The LADB recommended the high court hand down a fully deferred 18-month suspension conditional upon a Judges and Lawyers Assistance Program (JLAP) contract for five years, and that Ashley provides a detailed accounting to each of the clients in all four counts against him. Another condition the LADB recommended was that a practice monitor be appointed to Ashley's law practice for a year, according to the LADB's 24-page recommendation issued March 13.
The LADB also recommended Ashley pay all costs and expenses in the proceedings.
The LADB's recommendation follows a hearing committee's legal conclusions and its own recommendation filed in September.
No additional updates in the matter, including a decision by the Louisiana Supreme Court, have been posted to the LADB website.
Ashley was admitted to the bar in Louisiana on Oct. 2, 1974, according to his profile at the Louisiana State Bar Association's website.
The LADB's recommendation was based upon formal charges against Ashley by the Office of Disciplinary Counsel alleging he violated rules that refer to diligence and knowingly making a false statement of material fact. Ashley stipulated to the allegations in the formal charges "with limited variation," the LADB's recommendation said.
Ashley's response to the charges "referenced his prior medical and alcohol abuse problems and treatment and provided various explanations in response to the allegations of the specific counts," the LADB recommendation said. Ashley requested that his JLAP agreement be for three years, rather than five, pointing out "that he voluntarily entered a lengthy, inpatient rehabilitation program and voluntarily entered into his JLAP contract," the LADB recommendation said.
"He referenced the damage to his practice and financial stress caused by his alcoholism and depression and treatment for same and attached a list of costs (totaling approximately $4,000) of compliance with the JLAP agreement to date."

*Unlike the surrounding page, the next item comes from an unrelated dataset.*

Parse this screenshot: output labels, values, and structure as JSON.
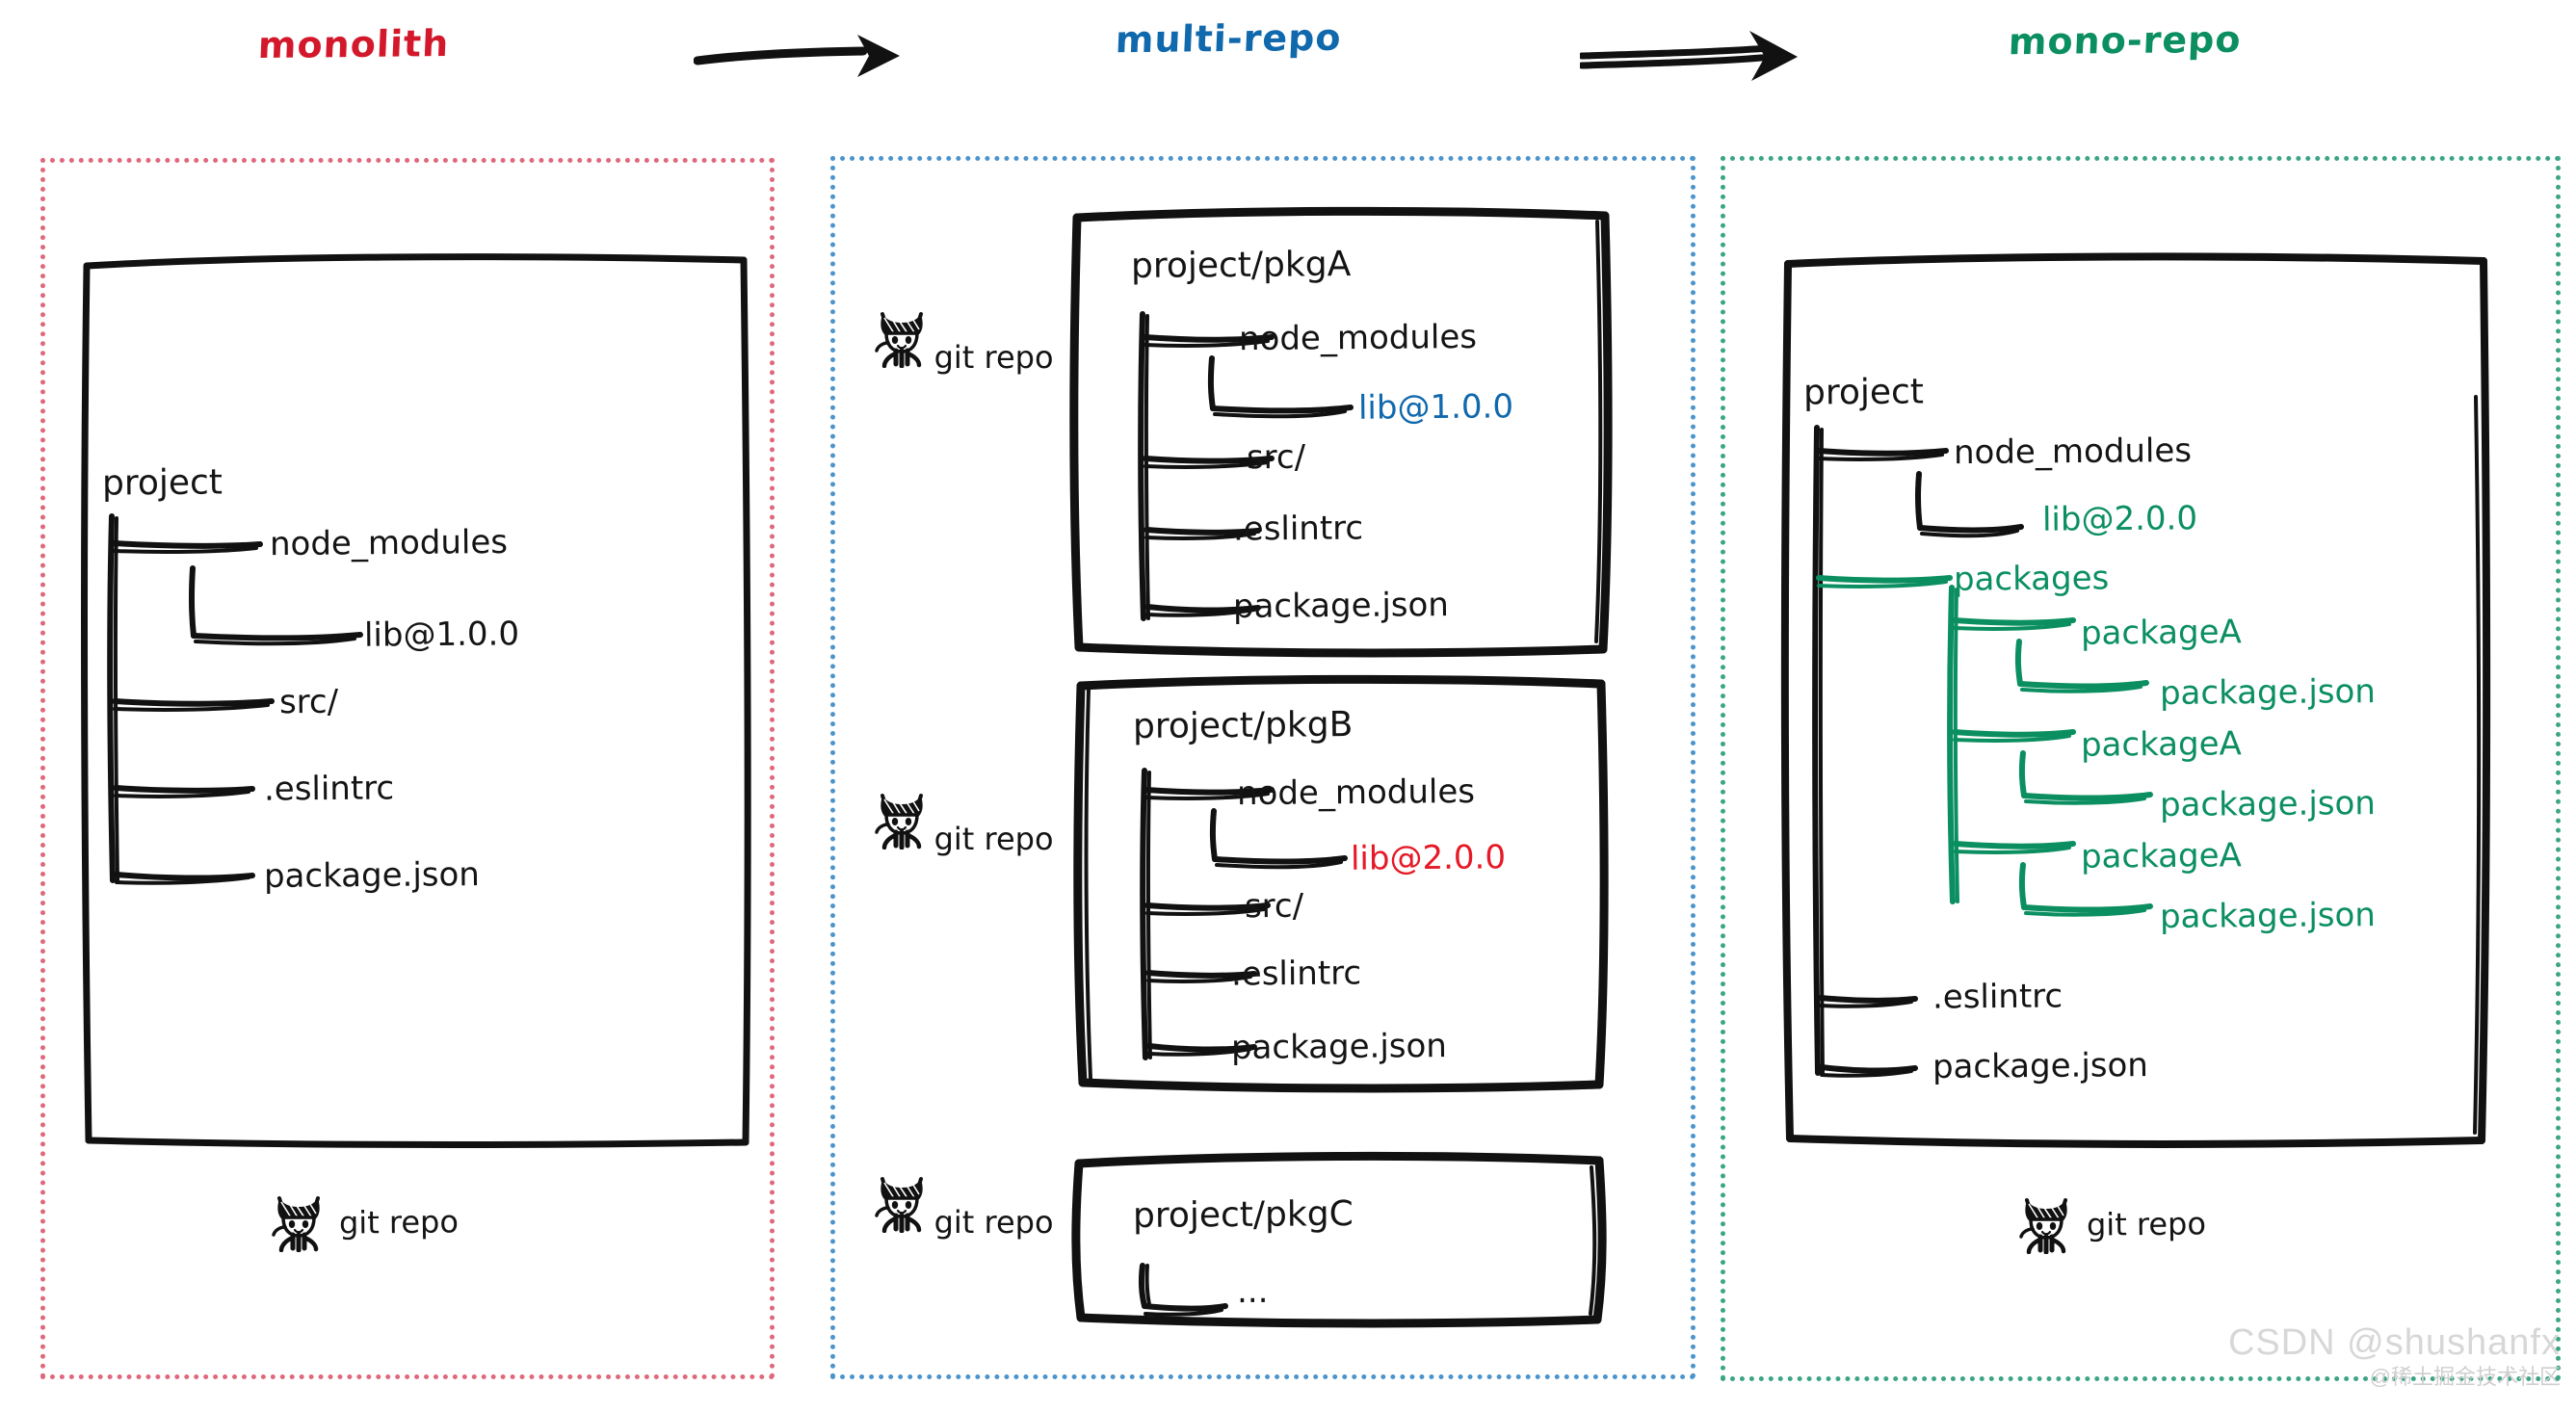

In a previous discipline, the state Supreme Court handed down a fully deferred six-month suspension against Ashley in September 2013 over allegations that he neglected a legal matter and failed to adequately communicate with a client.